━━━ Exercise material

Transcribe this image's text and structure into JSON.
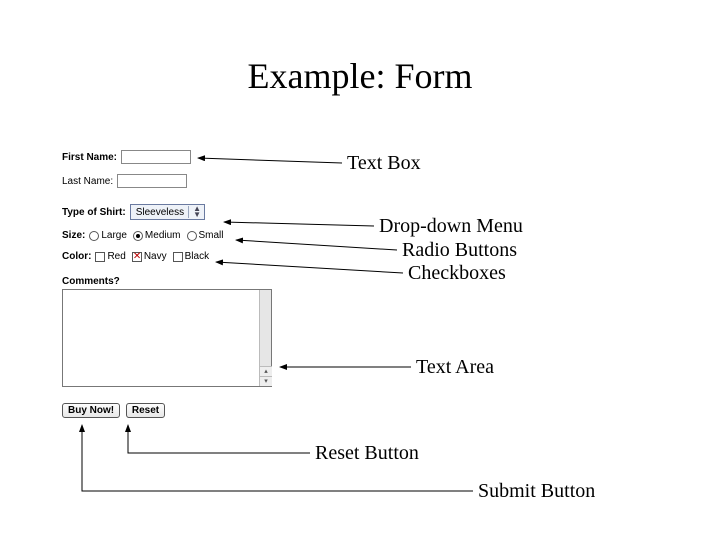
{
  "title": "Example: Form",
  "form": {
    "first_name_label": "First Name:",
    "last_name_label": "Last Name:",
    "shirt_type_label": "Type of Shirt:",
    "shirt_type_value": "Sleeveless",
    "size_label": "Size:",
    "size_options": {
      "large": "Large",
      "medium": "Medium",
      "small": "Small"
    },
    "size_selected": "medium",
    "color_label": "Color:",
    "color_options": {
      "red": "Red",
      "navy": "Navy",
      "black": "Black"
    },
    "color_selected": [
      "navy"
    ],
    "comments_label": "Comments?",
    "buy_button": "Buy Now!",
    "reset_button": "Reset"
  },
  "annotations": {
    "text_box": "Text Box",
    "dropdown": "Drop-down Menu",
    "radios": "Radio Buttons",
    "checkboxes": "Checkboxes",
    "textarea": "Text Area",
    "reset": "Reset Button",
    "submit": "Submit Button"
  }
}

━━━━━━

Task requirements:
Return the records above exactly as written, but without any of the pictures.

Result:
Transcribe this image's text and structure into JSON.
{
  "title": "Example: Form",
  "form": {
    "first_name_label": "First Name:",
    "last_name_label": "Last Name:",
    "shirt_type_label": "Type of Shirt:",
    "shirt_type_value": "Sleeveless",
    "size_label": "Size:",
    "size_options": {
      "large": "Large",
      "medium": "Medium",
      "small": "Small"
    },
    "size_selected": "medium",
    "color_label": "Color:",
    "color_options": {
      "red": "Red",
      "navy": "Navy",
      "black": "Black"
    },
    "color_selected": [
      "navy"
    ],
    "comments_label": "Comments?",
    "buy_button": "Buy Now!",
    "reset_button": "Reset"
  },
  "annotations": {
    "text_box": "Text Box",
    "dropdown": "Drop-down Menu",
    "radios": "Radio Buttons",
    "checkboxes": "Checkboxes",
    "textarea": "Text Area",
    "reset": "Reset Button",
    "submit": "Submit Button"
  }
}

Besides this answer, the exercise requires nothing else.